The fact that none of Bali’s rivers have long stretches of slow-moving water means that major freshwater fish species such as carp, minnows and catfish are almost entirely absent from the island. Norare there any native fish species found above an altitude of 500 metres on account of the cold, though at this altitude Bali’s rivers and streams are teeming with invertebrate life—dragonfly and damselfly nymphs, water cockroaches, waterboatmen, whirlygig beetles and countless other small aquatic beasts. Whirlygig beetles, which belong to the Gyrinidae family of Coleoptera, are singular creatures in that each eye is divided in two, creating the impression that they possess four eyes. This arrangement in fact allows the whirlygig beetle to simultaneously scan both the surface of the water and its depths in search of a tasty morsel to prey upon. Invertebrates are also prolific in the lower reaches of Balinese rivers which are generally poor in fish species. Indeed, the most common freshwater fish in Bali is probably the ubiquitous, but exotic, delta-tailed guppy,Poeciliareticulata, which was accidentally introduced from aquaria and now is found in almost every drop of water bigger than a puddle on the island.
Waterboatmen (Corixidae), have long oar-like hind legs equipped with hairs which they use to propel themselves across the surface ot ponds and slower moving water. They prey upon mosquito larvae and augment their diet with plant matter. When they dive, short hairs growing around the abdomen trap a ‘blanket’ of air which they use for breathing under water. Waterboatmen also have wings and can readily take to the air to colonise new domains should a particular location not be to their liking.
Dragonfly and damselfly nymphs are common in standing and flowing water where they dine voraciously upon tadpoles and small fish. Although they are slow movers, they possess a very effective hooked ‘lip’, or Iabium, which is equipped with claws and grapples for seizing their prey.

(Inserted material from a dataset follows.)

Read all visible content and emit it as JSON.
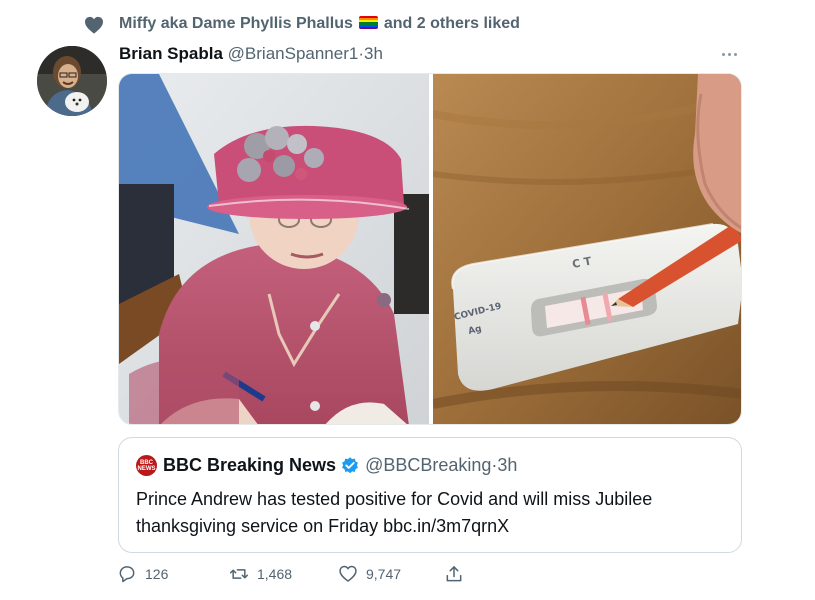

When a nymph reaches maturity, which can take up to a year, it crawls out of the water onto the stem or leaf of a plant, whereupon a small rent appears in the skin of its back from which the adult emerges. Dragonflies spend most of their lives as nymphs, metamorphosing into the winged adult form as a prelude to mating. Death follows shortly afterthe completion of the reproductive cycle.